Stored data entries
<<<<

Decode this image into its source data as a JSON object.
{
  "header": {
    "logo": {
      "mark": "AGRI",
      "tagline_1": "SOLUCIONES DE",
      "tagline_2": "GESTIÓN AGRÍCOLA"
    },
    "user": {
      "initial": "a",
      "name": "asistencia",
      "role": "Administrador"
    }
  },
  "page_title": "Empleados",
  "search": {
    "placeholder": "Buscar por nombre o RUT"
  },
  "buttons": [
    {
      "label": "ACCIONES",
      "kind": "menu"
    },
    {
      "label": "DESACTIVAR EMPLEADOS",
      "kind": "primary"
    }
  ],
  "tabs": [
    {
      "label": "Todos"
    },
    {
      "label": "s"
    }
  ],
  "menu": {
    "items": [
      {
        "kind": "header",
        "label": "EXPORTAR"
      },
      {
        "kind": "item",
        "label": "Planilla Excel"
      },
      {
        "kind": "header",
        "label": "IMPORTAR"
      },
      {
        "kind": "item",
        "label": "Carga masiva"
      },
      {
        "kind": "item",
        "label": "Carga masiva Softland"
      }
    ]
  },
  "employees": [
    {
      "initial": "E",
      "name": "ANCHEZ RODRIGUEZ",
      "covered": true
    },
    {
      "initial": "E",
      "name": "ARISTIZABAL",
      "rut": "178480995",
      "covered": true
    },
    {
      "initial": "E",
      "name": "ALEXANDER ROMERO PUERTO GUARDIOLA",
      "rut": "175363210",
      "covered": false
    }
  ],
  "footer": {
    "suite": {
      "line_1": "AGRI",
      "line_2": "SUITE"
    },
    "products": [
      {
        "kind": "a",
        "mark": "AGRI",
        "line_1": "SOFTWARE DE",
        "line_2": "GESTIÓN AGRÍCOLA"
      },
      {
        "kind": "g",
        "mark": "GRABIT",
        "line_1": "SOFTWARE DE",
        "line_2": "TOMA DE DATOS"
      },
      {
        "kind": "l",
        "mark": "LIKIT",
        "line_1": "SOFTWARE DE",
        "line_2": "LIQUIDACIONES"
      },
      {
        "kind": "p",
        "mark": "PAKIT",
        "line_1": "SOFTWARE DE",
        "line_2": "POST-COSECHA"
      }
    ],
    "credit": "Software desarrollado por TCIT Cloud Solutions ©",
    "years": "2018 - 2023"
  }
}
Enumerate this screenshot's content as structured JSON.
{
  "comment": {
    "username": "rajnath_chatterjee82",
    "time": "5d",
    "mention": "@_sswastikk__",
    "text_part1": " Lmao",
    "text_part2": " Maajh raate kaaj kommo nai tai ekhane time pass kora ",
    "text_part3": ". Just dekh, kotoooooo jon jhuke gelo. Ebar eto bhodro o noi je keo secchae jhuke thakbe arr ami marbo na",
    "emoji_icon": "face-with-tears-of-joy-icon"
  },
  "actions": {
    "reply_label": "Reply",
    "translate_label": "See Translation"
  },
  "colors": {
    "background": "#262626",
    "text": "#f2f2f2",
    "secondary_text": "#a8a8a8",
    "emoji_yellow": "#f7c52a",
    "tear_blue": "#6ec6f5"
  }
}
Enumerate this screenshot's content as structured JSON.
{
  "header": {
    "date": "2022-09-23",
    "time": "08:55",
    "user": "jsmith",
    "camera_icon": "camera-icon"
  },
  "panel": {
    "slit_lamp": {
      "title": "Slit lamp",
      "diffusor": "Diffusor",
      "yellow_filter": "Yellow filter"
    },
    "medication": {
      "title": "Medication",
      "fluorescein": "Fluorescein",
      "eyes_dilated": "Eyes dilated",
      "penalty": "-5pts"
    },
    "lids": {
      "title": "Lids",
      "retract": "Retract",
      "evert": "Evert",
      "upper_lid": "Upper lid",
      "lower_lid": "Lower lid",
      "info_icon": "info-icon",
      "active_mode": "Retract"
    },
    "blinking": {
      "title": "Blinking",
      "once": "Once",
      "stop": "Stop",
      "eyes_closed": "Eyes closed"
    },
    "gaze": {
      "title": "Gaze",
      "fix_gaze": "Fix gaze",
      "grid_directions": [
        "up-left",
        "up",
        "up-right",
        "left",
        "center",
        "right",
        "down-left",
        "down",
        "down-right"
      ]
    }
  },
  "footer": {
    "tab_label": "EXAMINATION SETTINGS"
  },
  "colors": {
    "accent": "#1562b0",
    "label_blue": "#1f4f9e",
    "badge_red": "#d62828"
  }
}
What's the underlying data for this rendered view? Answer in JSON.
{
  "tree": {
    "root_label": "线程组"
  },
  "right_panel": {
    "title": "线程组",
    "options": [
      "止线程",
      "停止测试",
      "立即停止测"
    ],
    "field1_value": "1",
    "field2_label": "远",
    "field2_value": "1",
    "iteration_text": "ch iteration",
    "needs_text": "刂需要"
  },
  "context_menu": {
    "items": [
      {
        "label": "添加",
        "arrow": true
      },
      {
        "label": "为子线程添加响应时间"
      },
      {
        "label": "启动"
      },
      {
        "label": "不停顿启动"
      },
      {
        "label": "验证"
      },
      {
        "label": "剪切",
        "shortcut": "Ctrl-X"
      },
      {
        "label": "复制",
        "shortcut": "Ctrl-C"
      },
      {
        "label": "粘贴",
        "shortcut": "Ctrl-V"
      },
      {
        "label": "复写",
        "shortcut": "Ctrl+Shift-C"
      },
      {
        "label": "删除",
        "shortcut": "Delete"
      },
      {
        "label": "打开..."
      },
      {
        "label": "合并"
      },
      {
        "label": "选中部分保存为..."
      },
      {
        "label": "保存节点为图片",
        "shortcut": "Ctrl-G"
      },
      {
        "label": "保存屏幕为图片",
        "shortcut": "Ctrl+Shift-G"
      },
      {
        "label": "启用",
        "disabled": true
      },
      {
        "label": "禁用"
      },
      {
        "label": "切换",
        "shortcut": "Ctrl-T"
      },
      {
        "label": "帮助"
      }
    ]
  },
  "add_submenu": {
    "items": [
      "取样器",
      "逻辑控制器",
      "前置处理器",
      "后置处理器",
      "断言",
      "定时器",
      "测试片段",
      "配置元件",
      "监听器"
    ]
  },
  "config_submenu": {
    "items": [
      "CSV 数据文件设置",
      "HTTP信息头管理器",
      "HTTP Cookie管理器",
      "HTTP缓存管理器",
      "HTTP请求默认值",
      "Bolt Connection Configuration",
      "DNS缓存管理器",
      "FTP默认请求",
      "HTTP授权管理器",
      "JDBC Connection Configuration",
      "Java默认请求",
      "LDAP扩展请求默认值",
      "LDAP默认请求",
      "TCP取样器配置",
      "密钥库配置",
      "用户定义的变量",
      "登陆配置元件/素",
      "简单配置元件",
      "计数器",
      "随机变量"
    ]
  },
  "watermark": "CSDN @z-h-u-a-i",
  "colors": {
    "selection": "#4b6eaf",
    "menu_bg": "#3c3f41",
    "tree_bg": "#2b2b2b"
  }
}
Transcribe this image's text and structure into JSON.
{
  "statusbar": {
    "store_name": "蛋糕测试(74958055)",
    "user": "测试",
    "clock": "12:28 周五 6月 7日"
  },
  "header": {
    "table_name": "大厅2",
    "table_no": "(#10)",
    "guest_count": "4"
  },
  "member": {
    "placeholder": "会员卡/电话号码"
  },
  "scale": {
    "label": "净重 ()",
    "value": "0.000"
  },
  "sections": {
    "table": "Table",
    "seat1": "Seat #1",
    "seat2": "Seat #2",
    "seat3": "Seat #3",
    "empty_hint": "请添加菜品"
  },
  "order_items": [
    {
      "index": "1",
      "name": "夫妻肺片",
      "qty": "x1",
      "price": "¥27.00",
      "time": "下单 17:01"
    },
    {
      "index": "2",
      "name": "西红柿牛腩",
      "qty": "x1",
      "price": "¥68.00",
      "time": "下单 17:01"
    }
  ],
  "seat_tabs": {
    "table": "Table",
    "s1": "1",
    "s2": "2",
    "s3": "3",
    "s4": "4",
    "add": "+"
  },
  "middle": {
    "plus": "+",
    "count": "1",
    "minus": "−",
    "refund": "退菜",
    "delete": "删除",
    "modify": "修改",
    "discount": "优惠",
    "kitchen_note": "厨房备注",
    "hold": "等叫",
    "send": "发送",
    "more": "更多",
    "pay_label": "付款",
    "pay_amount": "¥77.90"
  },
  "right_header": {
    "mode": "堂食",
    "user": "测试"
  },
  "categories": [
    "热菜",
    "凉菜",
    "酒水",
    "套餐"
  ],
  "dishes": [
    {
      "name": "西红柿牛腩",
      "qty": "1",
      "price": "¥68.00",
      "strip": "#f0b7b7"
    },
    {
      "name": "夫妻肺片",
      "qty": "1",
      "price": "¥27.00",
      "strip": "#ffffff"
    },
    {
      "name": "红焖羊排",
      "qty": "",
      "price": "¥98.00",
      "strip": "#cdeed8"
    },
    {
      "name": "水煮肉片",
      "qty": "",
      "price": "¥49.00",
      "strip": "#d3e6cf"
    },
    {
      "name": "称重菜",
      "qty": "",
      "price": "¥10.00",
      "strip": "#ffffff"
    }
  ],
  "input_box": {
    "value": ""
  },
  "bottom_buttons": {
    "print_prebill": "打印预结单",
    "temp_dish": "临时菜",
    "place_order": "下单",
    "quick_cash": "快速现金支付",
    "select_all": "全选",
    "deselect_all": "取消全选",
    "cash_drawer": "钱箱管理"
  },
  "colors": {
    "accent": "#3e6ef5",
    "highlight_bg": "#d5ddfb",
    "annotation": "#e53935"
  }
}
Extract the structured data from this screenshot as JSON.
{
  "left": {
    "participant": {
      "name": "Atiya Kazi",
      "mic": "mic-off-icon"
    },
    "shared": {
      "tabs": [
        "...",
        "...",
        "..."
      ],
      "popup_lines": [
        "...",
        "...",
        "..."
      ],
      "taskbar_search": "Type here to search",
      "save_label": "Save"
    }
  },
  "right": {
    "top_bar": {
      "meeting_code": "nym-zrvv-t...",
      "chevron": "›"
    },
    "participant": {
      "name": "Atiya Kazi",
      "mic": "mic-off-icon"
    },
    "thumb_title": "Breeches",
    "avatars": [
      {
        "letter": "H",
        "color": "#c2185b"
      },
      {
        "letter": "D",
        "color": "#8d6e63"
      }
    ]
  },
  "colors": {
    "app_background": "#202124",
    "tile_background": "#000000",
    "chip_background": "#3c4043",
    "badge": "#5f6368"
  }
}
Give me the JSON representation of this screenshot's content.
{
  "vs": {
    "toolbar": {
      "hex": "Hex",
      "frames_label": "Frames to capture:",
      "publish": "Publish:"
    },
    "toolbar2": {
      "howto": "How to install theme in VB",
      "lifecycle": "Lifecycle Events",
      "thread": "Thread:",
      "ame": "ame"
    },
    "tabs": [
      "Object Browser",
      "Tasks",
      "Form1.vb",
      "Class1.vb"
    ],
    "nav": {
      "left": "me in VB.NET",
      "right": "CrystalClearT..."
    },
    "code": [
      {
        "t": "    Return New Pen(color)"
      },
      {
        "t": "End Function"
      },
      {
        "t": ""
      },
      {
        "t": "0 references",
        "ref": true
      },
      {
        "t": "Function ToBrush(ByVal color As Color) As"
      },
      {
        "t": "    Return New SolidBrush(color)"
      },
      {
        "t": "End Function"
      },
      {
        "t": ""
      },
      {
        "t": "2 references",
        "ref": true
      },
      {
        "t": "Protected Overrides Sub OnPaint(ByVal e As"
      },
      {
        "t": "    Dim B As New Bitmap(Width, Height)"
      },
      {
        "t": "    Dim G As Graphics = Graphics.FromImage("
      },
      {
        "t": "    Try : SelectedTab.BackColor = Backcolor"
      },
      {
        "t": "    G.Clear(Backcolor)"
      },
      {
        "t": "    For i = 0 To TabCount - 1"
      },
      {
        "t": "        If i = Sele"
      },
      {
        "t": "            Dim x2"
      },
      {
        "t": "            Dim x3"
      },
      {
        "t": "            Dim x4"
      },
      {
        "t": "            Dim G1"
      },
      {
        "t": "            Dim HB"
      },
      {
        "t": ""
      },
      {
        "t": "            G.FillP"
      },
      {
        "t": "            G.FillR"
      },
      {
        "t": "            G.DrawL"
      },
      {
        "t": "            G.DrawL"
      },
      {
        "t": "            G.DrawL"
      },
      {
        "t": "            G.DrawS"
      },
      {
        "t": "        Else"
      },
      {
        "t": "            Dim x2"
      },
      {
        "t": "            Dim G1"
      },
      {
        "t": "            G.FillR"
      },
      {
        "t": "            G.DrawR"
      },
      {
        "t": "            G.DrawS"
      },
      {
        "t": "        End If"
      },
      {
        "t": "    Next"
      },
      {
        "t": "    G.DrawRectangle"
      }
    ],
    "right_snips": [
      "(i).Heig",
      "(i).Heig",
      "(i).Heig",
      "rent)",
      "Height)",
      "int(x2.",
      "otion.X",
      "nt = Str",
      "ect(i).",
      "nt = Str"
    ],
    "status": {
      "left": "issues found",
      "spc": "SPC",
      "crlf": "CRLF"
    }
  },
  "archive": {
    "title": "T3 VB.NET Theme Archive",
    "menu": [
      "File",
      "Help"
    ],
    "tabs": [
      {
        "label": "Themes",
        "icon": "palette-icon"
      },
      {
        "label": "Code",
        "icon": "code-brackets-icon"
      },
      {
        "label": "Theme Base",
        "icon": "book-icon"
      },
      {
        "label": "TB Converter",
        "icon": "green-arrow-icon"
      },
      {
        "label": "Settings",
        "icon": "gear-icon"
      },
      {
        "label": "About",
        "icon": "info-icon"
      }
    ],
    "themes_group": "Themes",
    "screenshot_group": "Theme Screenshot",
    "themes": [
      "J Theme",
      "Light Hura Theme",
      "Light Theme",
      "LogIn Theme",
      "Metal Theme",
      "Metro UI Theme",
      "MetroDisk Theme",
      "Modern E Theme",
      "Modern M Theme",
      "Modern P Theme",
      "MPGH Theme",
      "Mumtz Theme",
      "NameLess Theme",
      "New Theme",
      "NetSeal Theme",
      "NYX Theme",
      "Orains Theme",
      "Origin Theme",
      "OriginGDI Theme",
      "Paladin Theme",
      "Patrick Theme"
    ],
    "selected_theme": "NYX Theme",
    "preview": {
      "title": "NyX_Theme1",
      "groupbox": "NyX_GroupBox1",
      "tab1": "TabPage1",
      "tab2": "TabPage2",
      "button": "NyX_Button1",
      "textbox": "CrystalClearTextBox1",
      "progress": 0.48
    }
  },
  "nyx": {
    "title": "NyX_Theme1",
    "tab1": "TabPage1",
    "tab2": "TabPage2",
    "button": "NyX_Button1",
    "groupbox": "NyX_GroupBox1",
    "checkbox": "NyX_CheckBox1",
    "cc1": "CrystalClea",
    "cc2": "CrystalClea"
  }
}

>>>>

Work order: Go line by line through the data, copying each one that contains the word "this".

Exercise result:
Decode this image into its source data as a JSON object.
Enumerate this screenshot's content as structured JSON.
Enumerate this screenshot's content as structured JSON.
What's the underlying data for this rendered view? Answer in JSON.
Transcribe this image's text and structure into JSON.
Extract the structured data from this screenshot as JSON.
Give me the JSON representation of this screenshot's content.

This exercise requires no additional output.